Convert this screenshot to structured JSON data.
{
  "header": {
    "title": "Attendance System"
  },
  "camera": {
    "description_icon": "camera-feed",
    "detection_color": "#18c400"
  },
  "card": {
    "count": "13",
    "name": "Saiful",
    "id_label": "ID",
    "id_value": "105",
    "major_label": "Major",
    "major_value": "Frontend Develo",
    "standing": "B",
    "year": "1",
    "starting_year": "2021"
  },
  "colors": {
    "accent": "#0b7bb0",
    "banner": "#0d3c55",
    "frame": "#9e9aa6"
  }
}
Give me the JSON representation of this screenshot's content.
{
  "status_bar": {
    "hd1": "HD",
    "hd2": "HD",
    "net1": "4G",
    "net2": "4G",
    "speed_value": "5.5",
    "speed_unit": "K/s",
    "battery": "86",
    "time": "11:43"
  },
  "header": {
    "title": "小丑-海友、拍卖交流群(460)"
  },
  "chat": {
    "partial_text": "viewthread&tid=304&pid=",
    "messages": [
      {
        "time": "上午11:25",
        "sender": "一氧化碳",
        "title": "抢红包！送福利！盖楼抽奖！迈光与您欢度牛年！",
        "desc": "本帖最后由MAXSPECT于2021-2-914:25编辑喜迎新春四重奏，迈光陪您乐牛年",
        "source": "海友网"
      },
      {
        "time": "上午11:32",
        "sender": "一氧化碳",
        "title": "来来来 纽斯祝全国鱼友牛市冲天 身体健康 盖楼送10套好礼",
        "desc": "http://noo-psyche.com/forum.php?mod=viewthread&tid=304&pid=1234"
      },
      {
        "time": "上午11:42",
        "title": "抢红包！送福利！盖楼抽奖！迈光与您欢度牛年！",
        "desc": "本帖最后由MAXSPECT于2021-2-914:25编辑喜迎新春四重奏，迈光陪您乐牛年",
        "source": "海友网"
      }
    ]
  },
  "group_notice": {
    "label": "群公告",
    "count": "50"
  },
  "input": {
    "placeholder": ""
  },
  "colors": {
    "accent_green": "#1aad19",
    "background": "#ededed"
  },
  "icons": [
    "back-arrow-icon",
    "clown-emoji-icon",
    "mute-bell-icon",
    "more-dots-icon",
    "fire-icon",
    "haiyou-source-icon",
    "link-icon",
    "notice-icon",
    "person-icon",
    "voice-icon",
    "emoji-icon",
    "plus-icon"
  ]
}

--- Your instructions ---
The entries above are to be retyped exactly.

--- Response area ---
Convert this screenshot to structured JSON data.
{
  "header": {
    "title": "Attendance System"
  },
  "camera": {
    "description_icon": "camera-feed",
    "detection_color": "#18c400"
  },
  "card": {
    "count": "13",
    "name": "Saiful",
    "id_label": "ID",
    "id_value": "105",
    "major_label": "Major",
    "major_value": "Frontend Develo",
    "standing": "B",
    "year": "1",
    "starting_year": "2021"
  },
  "colors": {
    "accent": "#0b7bb0",
    "banner": "#0d3c55",
    "frame": "#9e9aa6"
  }
}
Give me the JSON representation of this screenshot's content.
{
  "status_bar": {
    "hd1": "HD",
    "hd2": "HD",
    "net1": "4G",
    "net2": "4G",
    "speed_value": "5.5",
    "speed_unit": "K/s",
    "battery": "86",
    "time": "11:43"
  },
  "header": {
    "title": "小丑-海友、拍卖交流群(460)"
  },
  "chat": {
    "partial_text": "viewthread&tid=304&pid=",
    "messages": [
      {
        "time": "上午11:25",
        "sender": "一氧化碳",
        "title": "抢红包！送福利！盖楼抽奖！迈光与您欢度牛年！",
        "desc": "本帖最后由MAXSPECT于2021-2-914:25编辑喜迎新春四重奏，迈光陪您乐牛年",
        "source": "海友网"
      },
      {
        "time": "上午11:32",
        "sender": "一氧化碳",
        "title": "来来来 纽斯祝全国鱼友牛市冲天 身体健康 盖楼送10套好礼",
        "desc": "http://noo-psyche.com/forum.php?mod=viewthread&tid=304&pid=1234"
      },
      {
        "time": "上午11:42",
        "title": "抢红包！送福利！盖楼抽奖！迈光与您欢度牛年！",
        "desc": "本帖最后由MAXSPECT于2021-2-914:25编辑喜迎新春四重奏，迈光陪您乐牛年",
        "source": "海友网"
      }
    ]
  },
  "group_notice": {
    "label": "群公告",
    "count": "50"
  },
  "input": {
    "placeholder": ""
  },
  "colors": {
    "accent_green": "#1aad19",
    "background": "#ededed"
  },
  "icons": [
    "back-arrow-icon",
    "clown-emoji-icon",
    "mute-bell-icon",
    "more-dots-icon",
    "fire-icon",
    "haiyou-source-icon",
    "link-icon",
    "notice-icon",
    "person-icon",
    "voice-icon",
    "emoji-icon",
    "plus-icon"
  ]
}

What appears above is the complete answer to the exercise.